By Maureen Shawn Kennedy, MA, RN, AJN editor-in-chief
Urinary and fecal incontinence are not the kinds of health topics widely discussed—people may compare notes about knee or hip replacements or their cholesterol levels, but you’ll find few people talking about leaking urine or feces. Even at medical and nursing conferences—unless one happens to be at a conference specifically dealing with those issues—you might be hard-pressed to find the topic on a program agenda.
But these are common problems—a 1995 report in the CDC’s MMWR estimated that 15%–30% of adults over age 60 suffer from urinary incontinence. (And that was 10 years ago. No doubt that number is higher by now, given the higher numbers of people who are over 60.) Fecal incontinence occurs in about one in 12 adults—in a 2009 report, that was 18 million people.
It’s the kind of problem that can drastically change the quality of life for those who have it, due to their fear of having an “accident” in public. Think about it: no extended excursions unless there are facilities all along the way (this can rule out many outdoor activities like golf, trips to the beach, or hiking); timed meals and beverages to reduce the chance of leaking, or even foregoing them altogether. It isolates people unnecessarily, and may contribute to further decline.
Our CE article this month, “Self-Management of Urinary and Fecal Incontinence,” examines self-management concepts and provides strategies to enable nurses to to help people self-manage their incontinence. Here’s the article overview:
Widely used by patients to control symptoms of chronic conditions such as diabetes, asthma, and arthritis, self-management can also help patients with urinary or fecal incontinence. The authors discuss the principles of self-management, the behaviors and skills self-managing patients need to acquire, and the nurse’s role in reinforcing their use. They then describe strategies that can be incorporated within the framework of self-management to control urinary, fecal, or dual incontinence.
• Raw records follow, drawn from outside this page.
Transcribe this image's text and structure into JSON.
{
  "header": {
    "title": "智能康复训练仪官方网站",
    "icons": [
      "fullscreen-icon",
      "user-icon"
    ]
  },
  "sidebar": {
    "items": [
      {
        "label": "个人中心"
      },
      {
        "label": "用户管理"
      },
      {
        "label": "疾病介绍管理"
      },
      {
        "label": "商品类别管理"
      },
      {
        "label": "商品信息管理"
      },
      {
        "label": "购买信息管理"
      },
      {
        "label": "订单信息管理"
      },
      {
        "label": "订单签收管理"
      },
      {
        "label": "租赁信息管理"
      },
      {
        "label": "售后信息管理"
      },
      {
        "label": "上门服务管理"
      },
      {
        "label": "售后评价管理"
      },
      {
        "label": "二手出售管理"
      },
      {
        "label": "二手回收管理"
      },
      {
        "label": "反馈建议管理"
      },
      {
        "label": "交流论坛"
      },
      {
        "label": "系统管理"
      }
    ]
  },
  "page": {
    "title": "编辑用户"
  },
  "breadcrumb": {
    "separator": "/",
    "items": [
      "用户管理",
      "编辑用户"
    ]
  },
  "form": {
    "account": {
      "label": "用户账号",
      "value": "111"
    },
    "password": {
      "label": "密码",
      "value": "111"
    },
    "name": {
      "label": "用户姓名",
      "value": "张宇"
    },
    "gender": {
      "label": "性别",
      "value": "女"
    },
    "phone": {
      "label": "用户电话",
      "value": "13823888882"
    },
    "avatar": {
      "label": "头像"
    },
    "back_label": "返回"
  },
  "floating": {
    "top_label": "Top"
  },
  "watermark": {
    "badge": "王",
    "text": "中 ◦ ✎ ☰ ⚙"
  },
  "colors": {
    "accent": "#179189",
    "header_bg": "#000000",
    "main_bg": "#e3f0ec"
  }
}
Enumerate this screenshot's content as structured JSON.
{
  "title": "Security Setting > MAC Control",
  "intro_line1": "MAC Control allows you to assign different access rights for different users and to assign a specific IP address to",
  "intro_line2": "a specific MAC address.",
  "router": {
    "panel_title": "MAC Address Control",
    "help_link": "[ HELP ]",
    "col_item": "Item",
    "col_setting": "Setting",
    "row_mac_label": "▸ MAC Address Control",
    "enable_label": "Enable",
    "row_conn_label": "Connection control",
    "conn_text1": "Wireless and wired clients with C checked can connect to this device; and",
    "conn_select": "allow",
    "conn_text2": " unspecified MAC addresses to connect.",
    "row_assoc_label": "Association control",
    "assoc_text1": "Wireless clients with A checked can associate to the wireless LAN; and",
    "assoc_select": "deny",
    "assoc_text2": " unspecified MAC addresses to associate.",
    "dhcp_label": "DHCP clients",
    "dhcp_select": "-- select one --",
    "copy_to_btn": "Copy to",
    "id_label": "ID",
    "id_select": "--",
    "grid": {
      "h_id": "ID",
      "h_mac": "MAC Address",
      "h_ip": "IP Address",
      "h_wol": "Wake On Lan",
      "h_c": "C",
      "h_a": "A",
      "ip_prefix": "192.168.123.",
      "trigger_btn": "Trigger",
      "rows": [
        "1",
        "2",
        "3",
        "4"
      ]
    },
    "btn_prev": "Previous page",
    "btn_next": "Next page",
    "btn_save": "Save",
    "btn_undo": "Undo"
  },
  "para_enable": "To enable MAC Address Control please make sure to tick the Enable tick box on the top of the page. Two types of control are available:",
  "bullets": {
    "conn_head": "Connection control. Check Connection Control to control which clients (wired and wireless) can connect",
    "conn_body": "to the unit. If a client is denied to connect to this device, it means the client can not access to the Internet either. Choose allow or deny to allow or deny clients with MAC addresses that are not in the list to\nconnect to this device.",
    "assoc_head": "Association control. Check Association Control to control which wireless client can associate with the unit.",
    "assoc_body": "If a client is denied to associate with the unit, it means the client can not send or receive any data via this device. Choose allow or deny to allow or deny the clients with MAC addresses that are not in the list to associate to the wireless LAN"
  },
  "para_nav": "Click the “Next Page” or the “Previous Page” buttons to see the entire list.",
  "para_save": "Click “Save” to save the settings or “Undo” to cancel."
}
The strategies are detailed and practical—perhaps the most important thing you can do is just to start the conversation. You can earn 2.3 hours of CE credit. Moreover, you’ll learn how to help patients increase their quality of life.